Google wants to be a leader in wireless, however they are struggling in two of three categories. While Google Android is a success, their handset business with Pixel and their service business called Project Fi, have not been hitting the ball out of the park. So, will this partnership with HTC help Google start winning in wireless?
During the last 10 years the smartphone world has dramatically changed. Before that Blackberry was number one in smartphones and Nokia in regular handsets. A decade before that Motorola was number one in handsets. However, the new super smartphone era changed everything starting ten years ago.
Today, smartphone OS leaders are Apple iPhone and Google Android. They have roughly 85 to 90 percent market share. Many competitors have tried, but have not managed to carve out meaningful market share. HTC is one of those companies.
HTC has great smartphones, but weak market share
They have created stunning devices; however, they have not captured market share like Samsung Galaxy has. HTC has already been working with Google. In fact, they created the Google Pixel smartphone. This is an impressive device, nevertheless, it has been stalled.
So, why does Google think partnering with HTC in a different way will help them carve out a successful niche in the smartphone marketplace? What will be different going forward? That’s the real question.
While Android is a hit, Google has tried, and failed to make significant progress in the smartphone and services side of the wireless business. Google Project Fi and the Pixel smartphone segment have been a real yawner for more years than we can count.
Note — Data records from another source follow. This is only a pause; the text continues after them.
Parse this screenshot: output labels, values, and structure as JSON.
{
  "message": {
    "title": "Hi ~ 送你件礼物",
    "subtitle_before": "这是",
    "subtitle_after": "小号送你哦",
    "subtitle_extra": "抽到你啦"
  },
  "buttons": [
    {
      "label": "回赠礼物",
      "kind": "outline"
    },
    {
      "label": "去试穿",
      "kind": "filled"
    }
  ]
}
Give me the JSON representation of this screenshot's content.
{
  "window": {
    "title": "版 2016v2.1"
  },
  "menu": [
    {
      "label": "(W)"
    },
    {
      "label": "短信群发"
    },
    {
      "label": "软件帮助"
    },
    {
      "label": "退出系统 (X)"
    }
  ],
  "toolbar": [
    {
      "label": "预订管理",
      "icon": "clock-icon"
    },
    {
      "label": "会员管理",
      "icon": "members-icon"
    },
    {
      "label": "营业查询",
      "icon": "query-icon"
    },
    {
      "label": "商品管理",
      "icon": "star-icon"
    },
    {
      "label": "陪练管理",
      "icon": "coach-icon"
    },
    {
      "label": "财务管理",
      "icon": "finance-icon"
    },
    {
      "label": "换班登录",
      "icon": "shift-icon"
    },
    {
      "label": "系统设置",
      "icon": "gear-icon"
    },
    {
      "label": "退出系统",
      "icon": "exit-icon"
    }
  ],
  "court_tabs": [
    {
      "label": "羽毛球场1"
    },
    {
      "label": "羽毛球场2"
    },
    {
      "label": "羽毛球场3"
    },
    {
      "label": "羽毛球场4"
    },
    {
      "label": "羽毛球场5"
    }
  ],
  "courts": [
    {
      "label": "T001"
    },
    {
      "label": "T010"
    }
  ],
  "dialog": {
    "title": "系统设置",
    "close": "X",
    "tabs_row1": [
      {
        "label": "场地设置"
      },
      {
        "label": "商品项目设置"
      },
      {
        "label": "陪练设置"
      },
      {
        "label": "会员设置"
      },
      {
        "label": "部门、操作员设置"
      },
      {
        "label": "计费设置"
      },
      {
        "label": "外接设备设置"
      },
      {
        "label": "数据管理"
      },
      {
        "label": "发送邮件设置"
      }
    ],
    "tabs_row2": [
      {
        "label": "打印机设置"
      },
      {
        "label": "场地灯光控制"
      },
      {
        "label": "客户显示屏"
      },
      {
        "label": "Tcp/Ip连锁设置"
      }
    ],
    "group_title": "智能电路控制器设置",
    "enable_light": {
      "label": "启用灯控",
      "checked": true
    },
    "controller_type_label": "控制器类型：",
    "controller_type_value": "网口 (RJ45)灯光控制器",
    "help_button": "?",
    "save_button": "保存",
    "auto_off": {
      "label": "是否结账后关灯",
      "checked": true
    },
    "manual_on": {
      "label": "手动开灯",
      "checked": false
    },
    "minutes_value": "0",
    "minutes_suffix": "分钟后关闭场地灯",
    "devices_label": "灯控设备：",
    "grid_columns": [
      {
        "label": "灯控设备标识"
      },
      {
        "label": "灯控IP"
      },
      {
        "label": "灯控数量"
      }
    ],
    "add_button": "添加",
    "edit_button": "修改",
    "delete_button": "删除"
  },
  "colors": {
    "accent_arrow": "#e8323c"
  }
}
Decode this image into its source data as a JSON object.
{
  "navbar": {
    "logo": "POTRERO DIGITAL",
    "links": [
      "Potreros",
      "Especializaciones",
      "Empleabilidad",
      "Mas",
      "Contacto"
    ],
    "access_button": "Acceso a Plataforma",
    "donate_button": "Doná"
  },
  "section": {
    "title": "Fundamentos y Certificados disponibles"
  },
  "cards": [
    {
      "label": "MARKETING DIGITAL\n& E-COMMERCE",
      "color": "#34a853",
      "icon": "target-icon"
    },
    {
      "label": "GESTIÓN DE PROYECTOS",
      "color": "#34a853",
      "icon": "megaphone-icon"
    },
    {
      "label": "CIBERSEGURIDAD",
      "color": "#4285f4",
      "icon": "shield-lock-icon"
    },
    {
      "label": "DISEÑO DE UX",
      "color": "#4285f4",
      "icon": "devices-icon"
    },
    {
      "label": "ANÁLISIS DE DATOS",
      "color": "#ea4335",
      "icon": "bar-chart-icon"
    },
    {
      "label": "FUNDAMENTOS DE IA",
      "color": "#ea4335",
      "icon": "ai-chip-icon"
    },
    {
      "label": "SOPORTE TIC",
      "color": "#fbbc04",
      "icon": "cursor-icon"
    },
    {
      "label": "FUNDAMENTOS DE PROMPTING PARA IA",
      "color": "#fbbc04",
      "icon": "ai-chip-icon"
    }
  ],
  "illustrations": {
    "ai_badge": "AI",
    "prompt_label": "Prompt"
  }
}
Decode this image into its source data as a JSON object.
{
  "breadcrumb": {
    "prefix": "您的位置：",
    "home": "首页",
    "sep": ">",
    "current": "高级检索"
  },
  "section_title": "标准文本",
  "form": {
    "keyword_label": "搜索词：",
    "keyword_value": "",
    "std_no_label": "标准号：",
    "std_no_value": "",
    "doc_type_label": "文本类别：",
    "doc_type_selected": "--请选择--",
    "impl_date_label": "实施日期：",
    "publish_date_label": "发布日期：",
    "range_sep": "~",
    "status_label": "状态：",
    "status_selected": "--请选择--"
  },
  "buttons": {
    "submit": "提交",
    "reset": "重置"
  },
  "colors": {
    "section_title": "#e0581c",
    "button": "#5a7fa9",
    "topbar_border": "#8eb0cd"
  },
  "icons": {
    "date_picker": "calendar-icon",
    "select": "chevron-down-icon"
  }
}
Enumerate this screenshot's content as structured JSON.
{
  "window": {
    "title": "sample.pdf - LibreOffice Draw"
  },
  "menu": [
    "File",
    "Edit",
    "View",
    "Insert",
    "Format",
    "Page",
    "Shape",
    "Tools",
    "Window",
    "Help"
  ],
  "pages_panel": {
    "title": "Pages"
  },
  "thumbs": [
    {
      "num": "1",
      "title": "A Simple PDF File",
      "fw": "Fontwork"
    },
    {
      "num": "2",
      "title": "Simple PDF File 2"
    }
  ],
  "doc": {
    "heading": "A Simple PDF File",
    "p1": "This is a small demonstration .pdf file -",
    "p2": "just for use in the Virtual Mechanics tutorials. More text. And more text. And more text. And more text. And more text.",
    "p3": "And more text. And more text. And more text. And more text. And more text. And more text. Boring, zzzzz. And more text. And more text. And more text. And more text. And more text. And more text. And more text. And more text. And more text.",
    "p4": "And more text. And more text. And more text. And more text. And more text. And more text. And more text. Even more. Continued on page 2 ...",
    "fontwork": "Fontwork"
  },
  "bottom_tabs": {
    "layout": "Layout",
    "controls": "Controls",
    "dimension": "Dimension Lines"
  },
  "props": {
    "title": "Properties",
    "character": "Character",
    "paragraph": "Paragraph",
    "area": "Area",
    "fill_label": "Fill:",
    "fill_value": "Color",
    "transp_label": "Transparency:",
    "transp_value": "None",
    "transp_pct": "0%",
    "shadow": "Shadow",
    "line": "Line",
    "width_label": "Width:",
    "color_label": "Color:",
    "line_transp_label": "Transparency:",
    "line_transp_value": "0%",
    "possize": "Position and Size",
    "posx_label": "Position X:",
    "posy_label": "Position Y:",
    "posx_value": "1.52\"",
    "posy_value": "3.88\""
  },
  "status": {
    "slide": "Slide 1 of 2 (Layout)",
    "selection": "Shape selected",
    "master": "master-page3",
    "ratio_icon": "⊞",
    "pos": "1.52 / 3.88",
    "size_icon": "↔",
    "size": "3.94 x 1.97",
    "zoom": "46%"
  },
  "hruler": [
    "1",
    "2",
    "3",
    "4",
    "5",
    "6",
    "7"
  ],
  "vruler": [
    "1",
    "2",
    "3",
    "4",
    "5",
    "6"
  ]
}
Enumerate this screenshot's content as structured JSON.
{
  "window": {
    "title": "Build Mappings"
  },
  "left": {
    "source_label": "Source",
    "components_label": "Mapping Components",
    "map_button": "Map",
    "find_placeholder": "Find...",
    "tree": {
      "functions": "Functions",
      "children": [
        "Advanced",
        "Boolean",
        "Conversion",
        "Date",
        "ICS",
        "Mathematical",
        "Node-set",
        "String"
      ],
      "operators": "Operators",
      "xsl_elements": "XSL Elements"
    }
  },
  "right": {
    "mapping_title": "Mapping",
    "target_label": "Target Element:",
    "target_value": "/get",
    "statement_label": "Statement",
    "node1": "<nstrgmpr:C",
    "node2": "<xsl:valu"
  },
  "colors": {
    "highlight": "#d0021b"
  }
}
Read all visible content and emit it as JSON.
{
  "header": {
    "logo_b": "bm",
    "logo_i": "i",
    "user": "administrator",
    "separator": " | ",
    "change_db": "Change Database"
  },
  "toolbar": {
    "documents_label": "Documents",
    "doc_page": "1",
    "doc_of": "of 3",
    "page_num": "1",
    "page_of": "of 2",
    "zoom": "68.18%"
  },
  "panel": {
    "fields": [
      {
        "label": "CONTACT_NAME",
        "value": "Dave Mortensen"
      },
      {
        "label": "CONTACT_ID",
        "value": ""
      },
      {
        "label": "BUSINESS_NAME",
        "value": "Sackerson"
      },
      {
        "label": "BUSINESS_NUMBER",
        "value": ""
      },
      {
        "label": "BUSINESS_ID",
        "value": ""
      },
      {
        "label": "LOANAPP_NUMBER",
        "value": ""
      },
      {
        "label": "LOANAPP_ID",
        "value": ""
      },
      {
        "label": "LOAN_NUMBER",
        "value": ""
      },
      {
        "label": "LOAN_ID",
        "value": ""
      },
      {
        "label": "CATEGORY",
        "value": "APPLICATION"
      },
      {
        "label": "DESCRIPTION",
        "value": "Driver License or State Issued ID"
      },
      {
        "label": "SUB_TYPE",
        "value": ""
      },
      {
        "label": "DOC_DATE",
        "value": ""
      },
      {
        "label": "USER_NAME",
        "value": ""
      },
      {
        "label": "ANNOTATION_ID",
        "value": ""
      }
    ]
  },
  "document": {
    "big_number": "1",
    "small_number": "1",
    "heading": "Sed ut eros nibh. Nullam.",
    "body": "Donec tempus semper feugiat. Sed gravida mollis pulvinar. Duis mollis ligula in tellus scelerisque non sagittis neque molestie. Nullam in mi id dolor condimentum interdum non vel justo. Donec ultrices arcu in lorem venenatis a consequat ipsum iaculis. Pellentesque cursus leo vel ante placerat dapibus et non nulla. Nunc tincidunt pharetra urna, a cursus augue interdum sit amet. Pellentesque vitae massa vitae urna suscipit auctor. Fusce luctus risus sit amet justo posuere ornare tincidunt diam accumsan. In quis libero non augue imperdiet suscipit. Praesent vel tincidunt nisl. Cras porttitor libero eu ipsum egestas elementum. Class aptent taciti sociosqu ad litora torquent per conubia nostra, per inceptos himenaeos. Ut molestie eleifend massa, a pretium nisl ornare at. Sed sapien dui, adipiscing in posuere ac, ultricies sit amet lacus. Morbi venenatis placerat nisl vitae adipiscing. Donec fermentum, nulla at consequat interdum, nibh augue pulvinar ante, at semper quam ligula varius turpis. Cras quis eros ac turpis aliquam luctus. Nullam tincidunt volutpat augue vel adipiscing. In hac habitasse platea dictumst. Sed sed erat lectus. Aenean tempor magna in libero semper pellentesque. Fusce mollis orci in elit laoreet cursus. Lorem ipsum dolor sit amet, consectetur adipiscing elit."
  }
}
So, the question is simple. Is Google capable of succeeding in the handset and services side of the business, or should they just be happy they have such a powerful, worldwide presence in wireless with Android?
Actually, it is surprising Google is still trying to squeeze success out of dry rocks. The wireless business is vibrant, yet they have not been successful in handsets and services after years of trying.
Their entrepreneurial drive is formidable. They have tried many things in the past. Thrown many ideas against the wall. Whatever stuck, they built. Whatever fell away, they closed. This philosophy has worked with for Google, now Alphabet for many years.
Google sees wireless as critical for ongoing growth
So, since they have never seen success here, why haven’t they exited these two segments? The reason is simple. The tech giant sees wireless as fundamental to growth going forward. They see OS, smartphones and services as the center of the universe they can continue to grow the company on.
Since they are forced to be a player in the wireless space, they want to be a winner. Google does not play unless they can be a winner. That’s why failing for years in the wireless segment is so painful to watch. They just keep trying over and over and over again without results.
Google is a public company. They need to keep growing. They need to innovate to keep their shareholders happy. They see the entire wireless space as an important place to be growing going forward. A real growth opportunity. That’s why they want to be a leader in wireless OS, smartphones and services.
Service competitors are AT&T, Verizon, T-Mobile, Sprint, Xfinity Mobile
And while Android is a success against the Apple iOS, competing against Apple iPhone and Samsung Galaxy smartphones seems to be very difficult. Project Fi is also finding it difficult to compete against service winners like AT&T Mobility, Verizon Wireless, T-Mobile and Sprint. Comcast Xfinity Mobile is a new competitor on the same MVNO footing as Google Project Fi. However, Comcast doesn’t seem to see wireless as a major success factor.
Bottom line, the big question is, will partnering with HTC make Google any more successful than they are today with their own smartphones like Pixel already made by HTC? These are great phones, so it is possible if the right marketing magic happens. However, no other company has broken the leadership model over the last decade and until I see something exciting, I don’t expect that to change in the near future.